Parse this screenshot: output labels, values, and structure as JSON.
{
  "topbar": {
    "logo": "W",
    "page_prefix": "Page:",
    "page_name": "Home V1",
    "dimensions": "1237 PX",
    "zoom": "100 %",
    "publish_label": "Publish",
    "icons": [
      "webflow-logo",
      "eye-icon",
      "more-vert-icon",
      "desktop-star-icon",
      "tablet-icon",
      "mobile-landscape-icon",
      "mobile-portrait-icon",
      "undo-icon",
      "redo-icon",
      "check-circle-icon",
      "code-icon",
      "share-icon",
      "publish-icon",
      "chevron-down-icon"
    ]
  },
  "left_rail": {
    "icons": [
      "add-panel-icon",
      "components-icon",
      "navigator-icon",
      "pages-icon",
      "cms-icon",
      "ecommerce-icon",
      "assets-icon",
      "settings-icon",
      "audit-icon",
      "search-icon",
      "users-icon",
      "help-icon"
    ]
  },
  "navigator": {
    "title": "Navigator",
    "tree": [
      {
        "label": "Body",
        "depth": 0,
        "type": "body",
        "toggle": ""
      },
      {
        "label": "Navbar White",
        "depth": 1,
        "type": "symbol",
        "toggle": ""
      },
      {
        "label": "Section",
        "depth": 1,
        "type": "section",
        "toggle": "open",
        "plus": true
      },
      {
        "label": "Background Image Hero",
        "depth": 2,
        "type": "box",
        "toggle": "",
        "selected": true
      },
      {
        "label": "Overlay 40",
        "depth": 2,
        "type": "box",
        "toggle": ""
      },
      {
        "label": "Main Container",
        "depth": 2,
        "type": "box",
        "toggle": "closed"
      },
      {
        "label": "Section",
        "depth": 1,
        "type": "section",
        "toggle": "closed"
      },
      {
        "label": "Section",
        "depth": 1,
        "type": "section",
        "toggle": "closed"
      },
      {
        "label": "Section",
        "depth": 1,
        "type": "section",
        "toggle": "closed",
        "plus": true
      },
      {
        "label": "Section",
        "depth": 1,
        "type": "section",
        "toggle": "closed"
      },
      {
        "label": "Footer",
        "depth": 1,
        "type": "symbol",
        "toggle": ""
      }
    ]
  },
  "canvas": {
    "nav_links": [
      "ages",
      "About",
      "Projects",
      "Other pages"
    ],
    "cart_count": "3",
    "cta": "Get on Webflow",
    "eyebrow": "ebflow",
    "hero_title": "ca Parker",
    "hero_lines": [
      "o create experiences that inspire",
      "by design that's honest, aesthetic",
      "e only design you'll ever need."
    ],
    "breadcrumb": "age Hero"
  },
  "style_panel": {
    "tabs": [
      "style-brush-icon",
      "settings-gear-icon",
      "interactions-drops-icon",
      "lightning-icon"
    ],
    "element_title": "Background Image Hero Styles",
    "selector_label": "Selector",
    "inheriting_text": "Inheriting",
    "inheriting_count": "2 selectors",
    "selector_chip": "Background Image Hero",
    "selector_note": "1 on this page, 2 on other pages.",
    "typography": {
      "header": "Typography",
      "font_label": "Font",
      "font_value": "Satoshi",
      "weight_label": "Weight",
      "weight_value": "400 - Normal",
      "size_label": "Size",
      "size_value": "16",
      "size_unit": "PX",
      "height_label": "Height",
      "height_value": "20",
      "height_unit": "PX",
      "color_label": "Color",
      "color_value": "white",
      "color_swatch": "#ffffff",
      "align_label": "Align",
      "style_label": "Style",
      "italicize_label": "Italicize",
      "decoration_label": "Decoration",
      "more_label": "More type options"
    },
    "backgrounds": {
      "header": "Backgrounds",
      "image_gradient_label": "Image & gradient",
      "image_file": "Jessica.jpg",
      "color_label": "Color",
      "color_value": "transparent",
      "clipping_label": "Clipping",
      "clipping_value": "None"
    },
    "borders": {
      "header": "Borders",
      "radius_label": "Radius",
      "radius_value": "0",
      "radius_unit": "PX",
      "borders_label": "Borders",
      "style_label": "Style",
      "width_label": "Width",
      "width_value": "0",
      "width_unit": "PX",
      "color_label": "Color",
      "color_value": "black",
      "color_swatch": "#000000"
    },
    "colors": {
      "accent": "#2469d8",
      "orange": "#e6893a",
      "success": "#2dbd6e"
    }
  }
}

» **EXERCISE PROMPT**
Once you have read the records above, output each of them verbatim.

» **SOLUTION FOR THIS TASK**
Parse this screenshot: output labels, values, and structure as JSON.
{
  "topbar": {
    "logo": "W",
    "page_prefix": "Page:",
    "page_name": "Home V1",
    "dimensions": "1237 PX",
    "zoom": "100 %",
    "publish_label": "Publish",
    "icons": [
      "webflow-logo",
      "eye-icon",
      "more-vert-icon",
      "desktop-star-icon",
      "tablet-icon",
      "mobile-landscape-icon",
      "mobile-portrait-icon",
      "undo-icon",
      "redo-icon",
      "check-circle-icon",
      "code-icon",
      "share-icon",
      "publish-icon",
      "chevron-down-icon"
    ]
  },
  "left_rail": {
    "icons": [
      "add-panel-icon",
      "components-icon",
      "navigator-icon",
      "pages-icon",
      "cms-icon",
      "ecommerce-icon",
      "assets-icon",
      "settings-icon",
      "audit-icon",
      "search-icon",
      "users-icon",
      "help-icon"
    ]
  },
  "navigator": {
    "title": "Navigator",
    "tree": [
      {
        "label": "Body",
        "depth": 0,
        "type": "body",
        "toggle": ""
      },
      {
        "label": "Navbar White",
        "depth": 1,
        "type": "symbol",
        "toggle": ""
      },
      {
        "label": "Section",
        "depth": 1,
        "type": "section",
        "toggle": "open",
        "plus": true
      },
      {
        "label": "Background Image Hero",
        "depth": 2,
        "type": "box",
        "toggle": "",
        "selected": true
      },
      {
        "label": "Overlay 40",
        "depth": 2,
        "type": "box",
        "toggle": ""
      },
      {
        "label": "Main Container",
        "depth": 2,
        "type": "box",
        "toggle": "closed"
      },
      {
        "label": "Section",
        "depth": 1,
        "type": "section",
        "toggle": "closed"
      },
      {
        "label": "Section",
        "depth": 1,
        "type": "section",
        "toggle": "closed"
      },
      {
        "label": "Section",
        "depth": 1,
        "type": "section",
        "toggle": "closed",
        "plus": true
      },
      {
        "label": "Section",
        "depth": 1,
        "type": "section",
        "toggle": "closed"
      },
      {
        "label": "Footer",
        "depth": 1,
        "type": "symbol",
        "toggle": ""
      }
    ]
  },
  "canvas": {
    "nav_links": [
      "ages",
      "About",
      "Projects",
      "Other pages"
    ],
    "cart_count": "3",
    "cta": "Get on Webflow",
    "eyebrow": "ebflow",
    "hero_title": "ca Parker",
    "hero_lines": [
      "o create experiences that inspire",
      "by design that's honest, aesthetic",
      "e only design you'll ever need."
    ],
    "breadcrumb": "age Hero"
  },
  "style_panel": {
    "tabs": [
      "style-brush-icon",
      "settings-gear-icon",
      "interactions-drops-icon",
      "lightning-icon"
    ],
    "element_title": "Background Image Hero Styles",
    "selector_label": "Selector",
    "inheriting_text": "Inheriting",
    "inheriting_count": "2 selectors",
    "selector_chip": "Background Image Hero",
    "selector_note": "1 on this page, 2 on other pages.",
    "typography": {
      "header": "Typography",
      "font_label": "Font",
      "font_value": "Satoshi",
      "weight_label": "Weight",
      "weight_value": "400 - Normal",
      "size_label": "Size",
      "size_value": "16",
      "size_unit": "PX",
      "height_label": "Height",
      "height_value": "20",
      "height_unit": "PX",
      "color_label": "Color",
      "color_value": "white",
      "color_swatch": "#ffffff",
      "align_label": "Align",
      "style_label": "Style",
      "italicize_label": "Italicize",
      "decoration_label": "Decoration",
      "more_label": "More type options"
    },
    "backgrounds": {
      "header": "Backgrounds",
      "image_gradient_label": "Image & gradient",
      "image_file": "Jessica.jpg",
      "color_label": "Color",
      "color_value": "transparent",
      "clipping_label": "Clipping",
      "clipping_value": "None"
    },
    "borders": {
      "header": "Borders",
      "radius_label": "Radius",
      "radius_value": "0",
      "radius_unit": "PX",
      "borders_label": "Borders",
      "style_label": "Style",
      "width_label": "Width",
      "width_value": "0",
      "width_unit": "PX",
      "color_label": "Color",
      "color_value": "black",
      "color_swatch": "#000000"
    },
    "colors": {
      "accent": "#2469d8",
      "orange": "#e6893a",
      "success": "#2dbd6e"
    }
  }
}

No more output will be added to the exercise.